The EPA is developing new water quality criteria for PFAS to protect aquatic life while updating its pollution discharge permitting to address the “forever chemicals,” the agency announced Thursday.
Those measures—in addition to a new testing method that will help the agency detect per- and polyfluoroalkyl substances in water—advance the Environmental Protection Agency’s strategy announced last October to cut down on PFAS, the agency said.
The EPA is using “all available tools to address PFAS contamination,” Administrator Michael Regan said in a statement. “Today’s actions help protect the health of all Americans as we deliver on our commitment to research, restrict, and remediate PFAS.”

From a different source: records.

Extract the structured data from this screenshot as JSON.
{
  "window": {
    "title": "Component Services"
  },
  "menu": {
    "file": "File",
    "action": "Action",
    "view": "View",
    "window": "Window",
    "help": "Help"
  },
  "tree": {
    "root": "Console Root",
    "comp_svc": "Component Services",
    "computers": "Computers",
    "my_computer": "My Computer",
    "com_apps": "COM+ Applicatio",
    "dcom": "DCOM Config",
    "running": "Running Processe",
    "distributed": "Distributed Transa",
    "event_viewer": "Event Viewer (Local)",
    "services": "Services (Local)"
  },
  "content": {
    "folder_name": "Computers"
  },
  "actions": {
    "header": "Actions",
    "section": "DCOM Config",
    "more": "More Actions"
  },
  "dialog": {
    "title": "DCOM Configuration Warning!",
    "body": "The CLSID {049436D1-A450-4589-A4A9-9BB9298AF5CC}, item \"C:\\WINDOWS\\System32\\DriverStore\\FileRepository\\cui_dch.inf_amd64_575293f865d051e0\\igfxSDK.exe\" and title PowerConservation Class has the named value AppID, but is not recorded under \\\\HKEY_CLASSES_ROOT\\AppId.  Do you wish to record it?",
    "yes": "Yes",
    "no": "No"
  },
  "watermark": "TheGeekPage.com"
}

The EPA in October released a three-year “roadmap” for PFAS, which included possible regulations and research that will help the agency decide how best to control the substances.
PFAS are a group of thousands of human-created industrial chemicals used to make nonstick cookware, firefighting foam, water-resistant clothing and other products. They remain in the environment indefinitely and are associated with health problems, including increased risk of cancer.
Environmental groups said the EPA needs to do more to regulate PFAS.
“Today’s actions are a step in the right direction, but stronger federal regulations are still urgently needed to curb industrial PFAS pollution,” said Melanie Benesh, an attorney at the Environmental Working Group, which advocates for strong pollution controls. “The EPA should also speed up its efforts to limits discharges from polluting industries.”
Bloomberg Law, 29-04-22